Problem requirements
Write the entries below out again exactly, but skip the pictures.

=== Section Start ===

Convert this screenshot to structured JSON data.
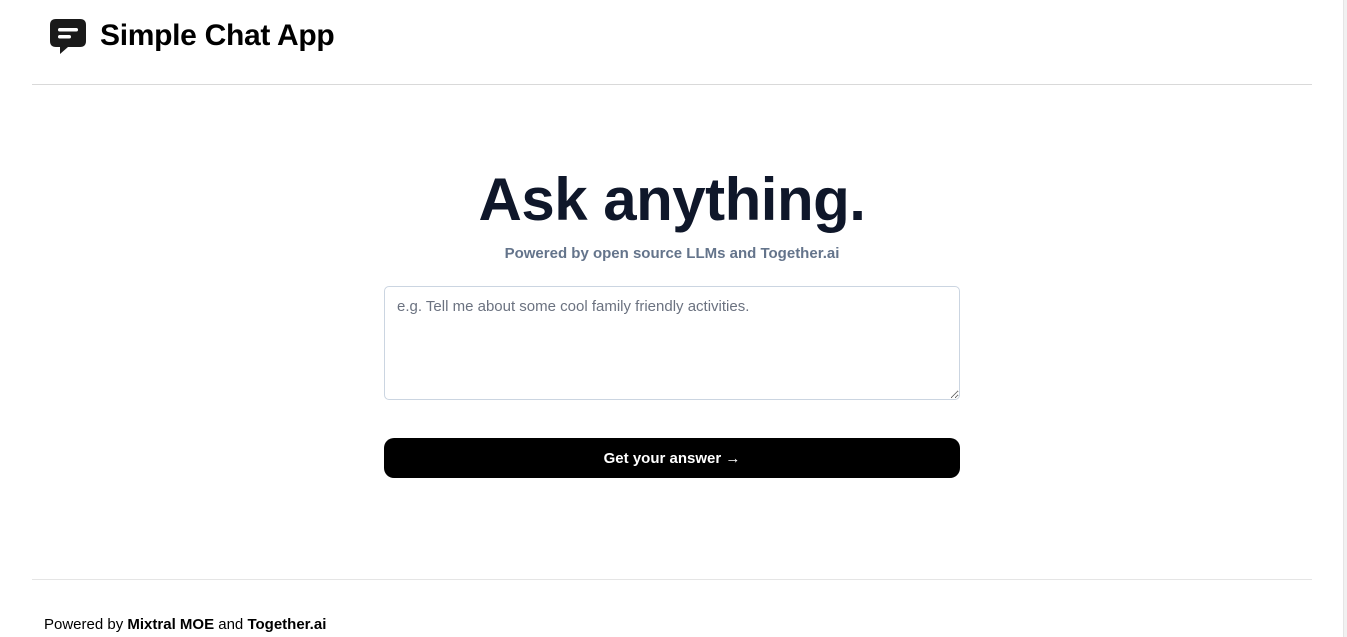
{
  "header": {
    "app_title": "Simple Chat App",
    "logo_icon": "chat-bubble-icon"
  },
  "hero": {
    "title": "Ask anything.",
    "subtitle": "Powered by open source LLMs and Together.ai"
  },
  "prompt": {
    "placeholder": "e.g. Tell me about some cool family friendly activities.",
    "value": ""
  },
  "submit": {
    "label": "Get your answer →"
  },
  "footer": {
    "prefix": "Powered by",
    "model_link": "Mixtral MOE",
    "conjunction": "and",
    "provider_link": "Together.ai"
  },
  "colors": {
    "heading": "#0f172a",
    "subtitle": "#64748b",
    "button_bg": "#000000",
    "button_text": "#ffffff"
  }
}
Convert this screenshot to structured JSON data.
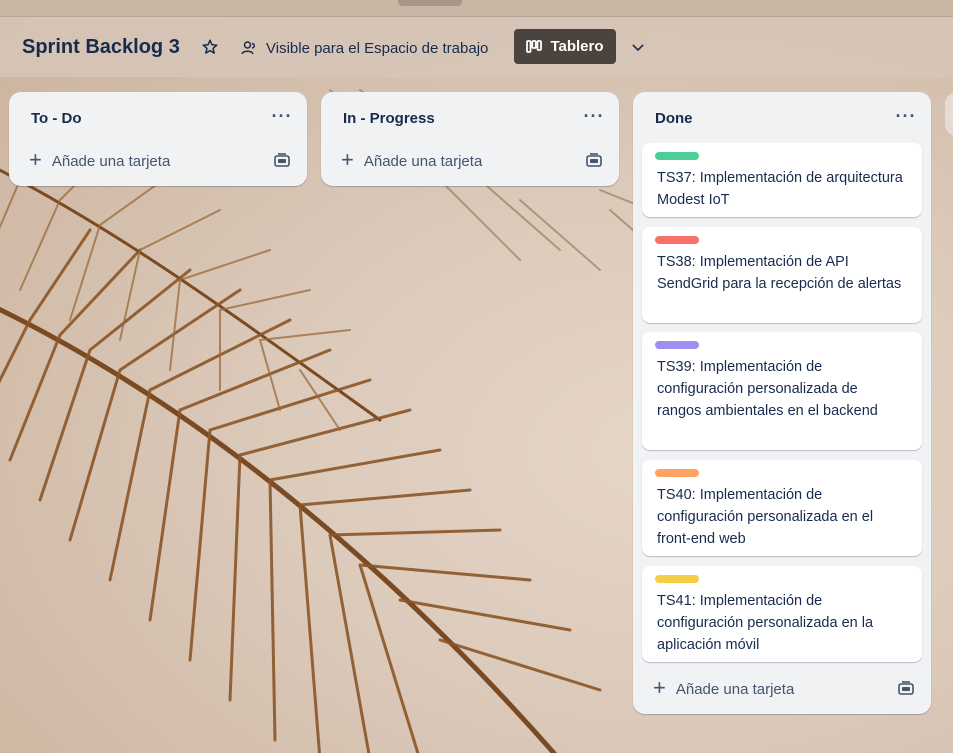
{
  "board": {
    "title": "Sprint Backlog 3",
    "visibility_label": "Visible para el Espacio de trabajo",
    "view_label": "Tablero",
    "icons": {
      "star": "star-icon",
      "visibility": "people-icon",
      "view": "board-icon",
      "chevron": "chevron-down-icon"
    }
  },
  "lists": [
    {
      "title": "To - Do",
      "menu_label": "···",
      "add_card_label": "Añade una tarjeta",
      "cards": []
    },
    {
      "title": "In - Progress",
      "menu_label": "···",
      "add_card_label": "Añade una tarjeta",
      "cards": []
    },
    {
      "title": "Done",
      "menu_label": "···",
      "add_card_label": "Añade una tarjeta",
      "cards": [
        {
          "label_color": "#4bce97",
          "text": "TS37: Implementación de arquitectura Modest IoT"
        },
        {
          "label_color": "#f87168",
          "text": "TS38: Implementación de API SendGrid para la recepción de alertas"
        },
        {
          "label_color": "#9f8fef",
          "text": "TS39: Implementación de configuración personalizada de rangos ambientales en el backend"
        },
        {
          "label_color": "#fea362",
          "text": "TS40: Implementación de configuración personalizada en el front-end web"
        },
        {
          "label_color": "#f5cd47",
          "text": "TS41: Implementación de configuración personalizada en la aplicación móvil"
        }
      ]
    }
  ]
}
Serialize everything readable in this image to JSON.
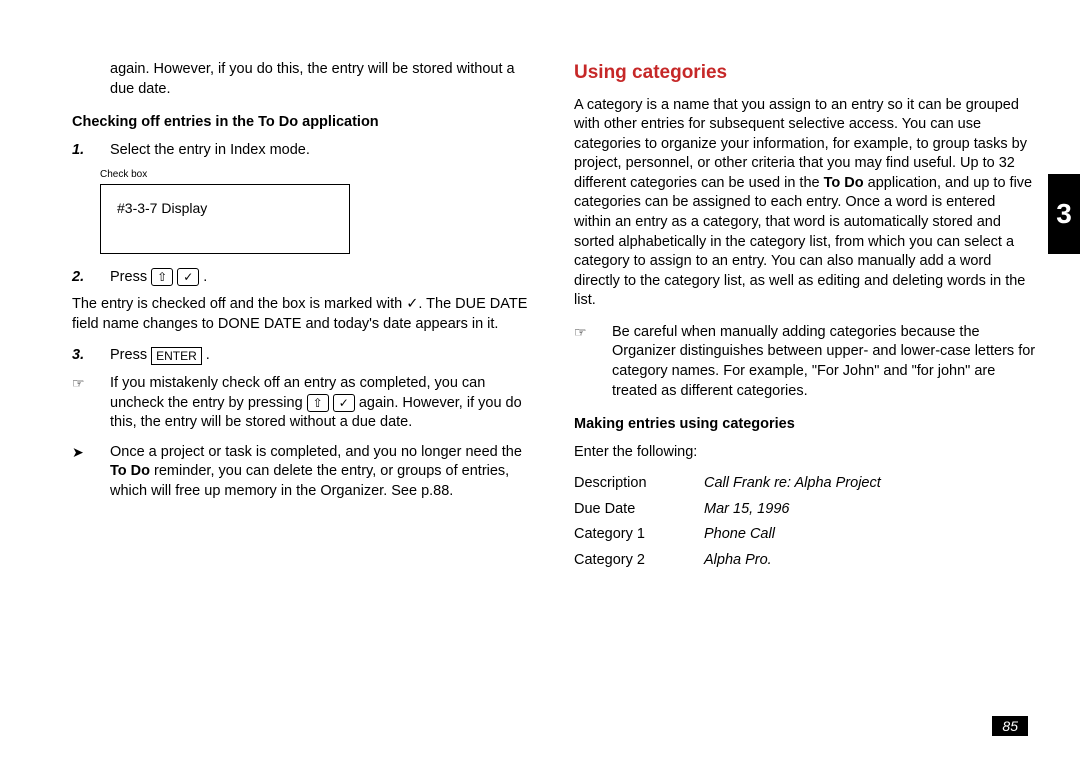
{
  "chapterNumber": "3",
  "pageNumber": "85",
  "left": {
    "intro": "again. However, if you do this, the entry will be stored without a due date.",
    "heading": "Checking off entries in the To Do application",
    "step1": {
      "num": "1.",
      "text": "Select the entry in Index mode."
    },
    "checkboxLabel": "Check box",
    "displayBox": "#3-3-7 Display",
    "step2": {
      "num": "2.",
      "pressWord": "Press ",
      "period": " ."
    },
    "shiftKey": "⇧",
    "checkKey": "✓",
    "afterStep2": "The entry is checked off and the box is marked with ✓. The DUE DATE field name changes to DONE DATE and today's date appears in it.",
    "step3": {
      "num": "3.",
      "pressWord": "Press ",
      "enterKey": "ENTER",
      "period": " ."
    },
    "noteIcon": "☞",
    "note1a": "If you mistakenly check off an entry as completed, you can uncheck the entry by pressing ",
    "note1b": " again. However, if you do this, the entry will be stored without a due date.",
    "arrowIcon": "➤",
    "note2a": "Once a project or task is completed, and you no longer need the ",
    "note2bold": "To Do",
    "note2b": " reminder, you can delete the entry, or groups of entries, which will free up memory in the Organizer. See p.88."
  },
  "right": {
    "sectionTitle": "Using categories",
    "para1a": "A category is a name that you assign to an entry so it can be grouped with other entries for subsequent selective access. You can use categories to organize your information, for example, to group tasks by project, personnel, or other criteria that you may find useful. Up to 32 different categories can be used in the ",
    "para1bold": "To Do",
    "para1b": " application, and up to five categories can be assigned to each entry. Once a word is entered within an entry as a category, that word is automatically stored and sorted alphabetically in the category list, from which you can select a category to assign to an entry. You can also manually add a word directly to the category list, as well as editing and deleting words in the list.",
    "noteIcon": "☞",
    "note": "Be careful when manually adding categories because the Organizer distinguishes between upper- and lower-case letters for category names. For example, \"For John\" and \"for john\" are treated as different categories.",
    "heading2": "Making entries using categories",
    "enterText": "Enter the following:",
    "rows": {
      "r1": {
        "label": "Description",
        "value": "Call Frank re: Alpha Project"
      },
      "r2": {
        "label": "Due Date",
        "value": "Mar 15, 1996"
      },
      "r3": {
        "label": "Category 1",
        "value": "Phone Call"
      },
      "r4": {
        "label": "Category 2",
        "value": "Alpha Pro."
      }
    }
  }
}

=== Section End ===

Exercise result
Convert this screenshot to structured JSON data.
{
  "header": {
    "app_title": "Simple Chat App",
    "logo_icon": "chat-bubble-icon"
  },
  "hero": {
    "title": "Ask anything.",
    "subtitle": "Powered by open source LLMs and Together.ai"
  },
  "prompt": {
    "placeholder": "e.g. Tell me about some cool family friendly activities.",
    "value": ""
  },
  "submit": {
    "label": "Get your answer →"
  },
  "footer": {
    "prefix": "Powered by",
    "model_link": "Mixtral MOE",
    "conjunction": "and",
    "provider_link": "Together.ai"
  },
  "colors": {
    "heading": "#0f172a",
    "subtitle": "#64748b",
    "button_bg": "#000000",
    "button_text": "#ffffff"
  }
}
Convert this screenshot to structured JSON data.
{
  "board": {
    "title": "Sprint Backlog 3",
    "visibility_label": "Visible para el Espacio de trabajo",
    "view_label": "Tablero",
    "icons": {
      "star": "star-icon",
      "visibility": "people-icon",
      "view": "board-icon",
      "chevron": "chevron-down-icon"
    }
  },
  "lists": [
    {
      "title": "To - Do",
      "menu_label": "···",
      "add_card_label": "Añade una tarjeta",
      "cards": []
    },
    {
      "title": "In - Progress",
      "menu_label": "···",
      "add_card_label": "Añade una tarjeta",
      "cards": []
    },
    {
      "title": "Done",
      "menu_label": "···",
      "add_card_label": "Añade una tarjeta",
      "cards": [
        {
          "label_color": "#4bce97",
          "text": "TS37: Implementación de arquitectura Modest IoT"
        },
        {
          "label_color": "#f87168",
          "text": "TS38: Implementación de API SendGrid para la recepción de alertas"
        },
        {
          "label_color": "#9f8fef",
          "text": "TS39: Implementación de configuración personalizada de rangos ambientales en el backend"
        },
        {
          "label_color": "#fea362",
          "text": "TS40: Implementación de configuración personalizada en el front-end web"
        },
        {
          "label_color": "#f5cd47",
          "text": "TS41: Implementación de configuración personalizada en la aplicación móvil"
        }
      ]
    }
  ]
}
Serialize everything readable in this image to JSON.
{
  "chapterNumber": "3",
  "pageNumber": "85",
  "left": {
    "intro": "again. However, if you do this, the entry will be stored without a due date.",
    "heading": "Checking off entries in the To Do application",
    "step1": {
      "num": "1.",
      "text": "Select the entry in Index mode."
    },
    "checkboxLabel": "Check box",
    "displayBox": "#3-3-7 Display",
    "step2": {
      "num": "2.",
      "pressWord": "Press ",
      "period": " ."
    },
    "shiftKey": "⇧",
    "checkKey": "✓",
    "afterStep2": "The entry is checked off and the box is marked with ✓. The DUE DATE field name changes to DONE DATE and today's date appears in it.",
    "step3": {
      "num": "3.",
      "pressWord": "Press ",
      "enterKey": "ENTER",
      "period": " ."
    },
    "noteIcon": "☞",
    "note1a": "If you mistakenly check off an entry as completed, you can uncheck the entry by pressing ",
    "note1b": " again. However, if you do this, the entry will be stored without a due date.",
    "arrowIcon": "➤",
    "note2a": "Once a project or task is completed, and you no longer need the ",
    "note2bold": "To Do",
    "note2b": " reminder, you can delete the entry, or groups of entries, which will free up memory in the Organizer. See p.88."
  },
  "right": {
    "sectionTitle": "Using categories",
    "para1a": "A category is a name that you assign to an entry so it can be grouped with other entries for subsequent selective access. You can use categories to organize your information, for example, to group tasks by project, personnel, or other criteria that you may find useful. Up to 32 different categories can be used in the ",
    "para1bold": "To Do",
    "para1b": " application, and up to five categories can be assigned to each entry. Once a word is entered within an entry as a category, that word is automatically stored and sorted alphabetically in the category list, from which you can select a category to assign to an entry. You can also manually add a word directly to the category list, as well as editing and deleting words in the list.",
    "noteIcon": "☞",
    "note": "Be careful when manually adding categories because the Organizer distinguishes between upper- and lower-case letters for category names. For example, \"For John\" and \"for john\" are treated as different categories.",
    "heading2": "Making entries using categories",
    "enterText": "Enter the following:",
    "rows": {
      "r1": {
        "label": "Description",
        "value": "Call Frank re: Alpha Project"
      },
      "r2": {
        "label": "Due Date",
        "value": "Mar 15, 1996"
      },
      "r3": {
        "label": "Category 1",
        "value": "Phone Call"
      },
      "r4": {
        "label": "Category 2",
        "value": "Alpha Pro."
      }
    }
  }
}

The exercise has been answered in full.